Whether you’re a business owner, a marketing manager, or a junior blogger, you probably know how setting goals helps you make progress. When it comes to marketing, it’s especially important because it’s easy to waste a lot of time and money without measuring progress and producing any real results.
If this sounds obvious to you — good! Maybe you’re already setting goals but find yourself struggling to generate the results you want. If that’s the case, I’d like to explain the best way we’ve found to set goals and create strategies that will help you reach them.
The first step to developing a successful marketing strategy is aligning marketing goals to the larger financial goals of the company.
Is your company trying to increase their market share? Sell more units? Retain more customers? Generate greater public awareness?
If you’re not involved in strategic planning, meet up with company leaders to understand what their key objectives are. You’ll likely discover that the company goals are numerous and far reaching, but push leadership to prioritize so you can order your marketing plans and tactics accordingly.
Let’s say your company is just getting started and your main goal is to acquire more customers.
Getting more customers is different depending on your product and the length of your sales cycle, but for example’s sake, let’s keep it general. Your #1 goal is getting more customers.
Some marketers would hear this and start creating social accounts and posting product-based posts — “Come check out our amazing coffee” or “Buy one of these fab t-shirts.”
This sales-y approach doesn’t work well because:
- You probably have very few followers seeing this, and
- They probably don’t care about your product (harsh but true!) because you haven’t provided any value to them by immediately attempting to sell.

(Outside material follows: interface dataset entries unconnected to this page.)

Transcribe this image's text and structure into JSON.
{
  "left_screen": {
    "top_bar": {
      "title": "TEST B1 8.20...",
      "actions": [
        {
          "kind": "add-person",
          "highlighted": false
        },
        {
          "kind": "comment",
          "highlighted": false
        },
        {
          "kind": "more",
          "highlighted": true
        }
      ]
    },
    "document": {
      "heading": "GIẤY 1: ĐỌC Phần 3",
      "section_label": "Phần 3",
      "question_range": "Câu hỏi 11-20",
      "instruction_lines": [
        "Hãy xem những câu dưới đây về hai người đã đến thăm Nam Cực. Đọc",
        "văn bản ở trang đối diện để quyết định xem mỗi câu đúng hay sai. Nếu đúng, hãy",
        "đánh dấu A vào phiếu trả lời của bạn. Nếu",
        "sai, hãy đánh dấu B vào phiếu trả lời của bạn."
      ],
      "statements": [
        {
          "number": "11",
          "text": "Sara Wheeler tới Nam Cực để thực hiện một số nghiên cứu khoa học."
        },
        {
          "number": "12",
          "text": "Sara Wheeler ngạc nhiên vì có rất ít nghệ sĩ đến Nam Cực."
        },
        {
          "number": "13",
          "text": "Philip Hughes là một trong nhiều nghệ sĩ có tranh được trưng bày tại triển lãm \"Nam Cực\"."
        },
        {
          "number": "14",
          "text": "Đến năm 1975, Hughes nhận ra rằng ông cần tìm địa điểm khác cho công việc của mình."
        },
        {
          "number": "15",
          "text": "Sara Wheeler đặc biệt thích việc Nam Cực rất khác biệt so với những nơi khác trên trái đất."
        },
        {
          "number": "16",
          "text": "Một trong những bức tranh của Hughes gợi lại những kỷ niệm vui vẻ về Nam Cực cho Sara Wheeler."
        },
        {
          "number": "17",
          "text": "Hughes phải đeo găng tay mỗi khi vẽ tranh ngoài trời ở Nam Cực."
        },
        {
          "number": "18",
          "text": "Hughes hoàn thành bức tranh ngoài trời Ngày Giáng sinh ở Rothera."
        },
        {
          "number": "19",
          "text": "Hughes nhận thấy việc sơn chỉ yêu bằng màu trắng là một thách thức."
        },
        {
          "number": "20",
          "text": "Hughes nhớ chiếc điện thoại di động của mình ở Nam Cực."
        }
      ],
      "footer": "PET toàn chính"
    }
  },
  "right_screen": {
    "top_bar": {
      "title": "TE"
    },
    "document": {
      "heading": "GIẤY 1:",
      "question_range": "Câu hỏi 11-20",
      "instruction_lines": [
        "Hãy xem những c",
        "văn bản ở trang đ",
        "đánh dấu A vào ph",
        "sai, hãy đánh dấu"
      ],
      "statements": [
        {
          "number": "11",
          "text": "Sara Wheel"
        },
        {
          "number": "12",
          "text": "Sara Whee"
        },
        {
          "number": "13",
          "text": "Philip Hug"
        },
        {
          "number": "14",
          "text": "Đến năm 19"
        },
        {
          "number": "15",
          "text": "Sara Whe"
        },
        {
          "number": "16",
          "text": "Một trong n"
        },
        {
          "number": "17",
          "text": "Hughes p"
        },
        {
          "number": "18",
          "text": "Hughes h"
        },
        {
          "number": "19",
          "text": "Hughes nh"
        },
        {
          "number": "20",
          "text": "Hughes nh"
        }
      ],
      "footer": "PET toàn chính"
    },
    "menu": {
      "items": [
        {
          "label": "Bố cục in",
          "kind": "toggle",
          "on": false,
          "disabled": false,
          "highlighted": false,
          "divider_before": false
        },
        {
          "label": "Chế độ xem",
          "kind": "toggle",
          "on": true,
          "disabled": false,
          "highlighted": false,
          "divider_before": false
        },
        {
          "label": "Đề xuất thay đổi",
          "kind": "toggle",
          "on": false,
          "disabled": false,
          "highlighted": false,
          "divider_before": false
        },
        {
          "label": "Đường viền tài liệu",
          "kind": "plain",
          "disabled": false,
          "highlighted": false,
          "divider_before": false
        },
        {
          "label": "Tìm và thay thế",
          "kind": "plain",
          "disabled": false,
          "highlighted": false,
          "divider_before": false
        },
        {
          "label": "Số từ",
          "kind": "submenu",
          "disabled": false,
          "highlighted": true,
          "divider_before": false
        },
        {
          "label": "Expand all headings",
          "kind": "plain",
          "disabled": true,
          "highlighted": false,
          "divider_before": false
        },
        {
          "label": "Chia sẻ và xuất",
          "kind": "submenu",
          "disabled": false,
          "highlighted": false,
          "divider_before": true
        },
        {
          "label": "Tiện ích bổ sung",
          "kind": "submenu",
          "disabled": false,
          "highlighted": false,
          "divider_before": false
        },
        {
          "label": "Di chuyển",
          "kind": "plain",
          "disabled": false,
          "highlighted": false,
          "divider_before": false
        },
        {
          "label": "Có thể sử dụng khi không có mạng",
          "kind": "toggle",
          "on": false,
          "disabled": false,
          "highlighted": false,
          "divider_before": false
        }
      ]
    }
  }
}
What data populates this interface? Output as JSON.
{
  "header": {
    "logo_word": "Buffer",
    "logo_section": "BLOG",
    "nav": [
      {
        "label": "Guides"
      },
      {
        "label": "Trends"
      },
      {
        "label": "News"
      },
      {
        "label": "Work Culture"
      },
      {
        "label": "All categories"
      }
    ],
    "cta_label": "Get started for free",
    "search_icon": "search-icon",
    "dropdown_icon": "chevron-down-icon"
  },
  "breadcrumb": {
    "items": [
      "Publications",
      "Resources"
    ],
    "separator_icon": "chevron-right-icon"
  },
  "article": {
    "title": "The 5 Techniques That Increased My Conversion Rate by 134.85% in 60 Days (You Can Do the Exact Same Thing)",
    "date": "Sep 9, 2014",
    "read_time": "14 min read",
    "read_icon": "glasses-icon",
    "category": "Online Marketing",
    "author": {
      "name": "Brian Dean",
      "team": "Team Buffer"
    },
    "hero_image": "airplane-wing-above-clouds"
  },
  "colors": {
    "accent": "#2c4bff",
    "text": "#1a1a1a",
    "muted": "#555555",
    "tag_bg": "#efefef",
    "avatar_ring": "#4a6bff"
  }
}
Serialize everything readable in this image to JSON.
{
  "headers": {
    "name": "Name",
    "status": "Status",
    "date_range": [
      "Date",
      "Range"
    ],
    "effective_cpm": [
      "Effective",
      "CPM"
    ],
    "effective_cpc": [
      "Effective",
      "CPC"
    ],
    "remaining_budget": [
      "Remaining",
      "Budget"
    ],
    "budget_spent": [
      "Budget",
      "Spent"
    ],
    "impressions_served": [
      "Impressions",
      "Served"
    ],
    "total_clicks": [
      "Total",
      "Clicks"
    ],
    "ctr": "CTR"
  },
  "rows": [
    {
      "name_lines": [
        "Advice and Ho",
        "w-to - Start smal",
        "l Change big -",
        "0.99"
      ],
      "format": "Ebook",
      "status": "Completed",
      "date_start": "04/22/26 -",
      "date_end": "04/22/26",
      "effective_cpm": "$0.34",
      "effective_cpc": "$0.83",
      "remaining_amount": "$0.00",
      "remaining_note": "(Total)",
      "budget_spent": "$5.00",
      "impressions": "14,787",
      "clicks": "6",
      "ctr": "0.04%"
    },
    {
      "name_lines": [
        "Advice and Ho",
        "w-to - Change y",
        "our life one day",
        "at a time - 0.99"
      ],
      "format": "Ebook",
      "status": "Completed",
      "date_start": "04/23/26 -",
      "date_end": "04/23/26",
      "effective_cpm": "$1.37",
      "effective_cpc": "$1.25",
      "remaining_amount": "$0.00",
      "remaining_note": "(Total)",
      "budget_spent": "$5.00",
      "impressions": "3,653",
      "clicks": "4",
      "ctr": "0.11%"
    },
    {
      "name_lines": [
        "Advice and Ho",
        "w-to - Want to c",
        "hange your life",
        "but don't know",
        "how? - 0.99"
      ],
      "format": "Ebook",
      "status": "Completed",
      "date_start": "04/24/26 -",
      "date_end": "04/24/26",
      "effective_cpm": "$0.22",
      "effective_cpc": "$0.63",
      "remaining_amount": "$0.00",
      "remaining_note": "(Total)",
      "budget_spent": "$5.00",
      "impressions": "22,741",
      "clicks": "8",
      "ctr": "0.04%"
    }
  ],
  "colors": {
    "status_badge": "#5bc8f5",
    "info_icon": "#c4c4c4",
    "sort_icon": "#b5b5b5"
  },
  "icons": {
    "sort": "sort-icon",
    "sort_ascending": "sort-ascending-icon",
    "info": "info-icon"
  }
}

With that in mind, I encourage these marketers to zoom out and look at the big picture starting at the top of the funnel.
If you want to acquire more customers, regardless of your product/business, you need to generate brand awareness. Once you’ve done that, you need to capture some leads. Once you’ve captured leads, you’ve got to nurture the leads until they are ready to buy. Once they’ve bought your product, you should find ways to delight them so they continue to buy more. Now, you have your marketing priorities in place:
- Generate awareness
- Capture leads
- Nurture leads
- Close deals
- Delight customers
If you're a savvy inbound marketer, this might look very similar to the "Inbound Marketing Methodology" graphic that HubSpot uses to explain what inbound marketing is all about.
These five steps are a lot to conquer all at once, so start small. For this month/quarter/6 months/whatever time-frame you think is feasible, focus on step 1 — generating awareness. Set a SMART goal for awareness. This goal should be:
Specific - Have a clear target to aim for
Measurable - Assign a number to this goal so you can measure your progress
Actionable - You should be able to assign concrete tasks that lead to goal achievement
Relevant - Goal should move your department/company toward larger, overarching goals
Time-bound - Goals without deadlines are rarely reached. Set a deadline for each goal.
Example: Increase website traffic by 10% every week this month.
Assigning tactics to your SMART marketing goals
Once you have 1-3 big SMART goals you want to focus on in a given period of time, you can assign a mix of inbound and more traditional, "outbound" tactics for each. This step helps you break down the small tasks that need to be done in order to reach your larger goal.
Example: To increase website traffic by 10% every week this month we are going to:
- Publish 4 original blog posts (1 per week)
- Create paid social posts driving traffic to blog
- Write 4 guest posts for other industry blogs with links back to our site (1 per week)
- Develop an email campaign for existing and/or paid lead lists
After a week, check your progress and determine whether these tactics indeed increased web traffic by 10% that week. If not, recalibrate, brainstorm and adjust your methods until you reach your goal.
How to move forward after reaching tactic-driven goals
Once you feel you have enough web traffic (or once you’re growing weekly traffic in a consistent way), you can move on to tactics that support the next phases of the buying process and move you closer to your overarching goal of acquiring customers. In this case, figure out how to capture leads from all the web traffic you’re now getting. You get the idea…
As long as you are continually setting data-driven goals, measuring progress toward those goals, and recalibrating tactics to find what works best, you’ll always be moving toward success.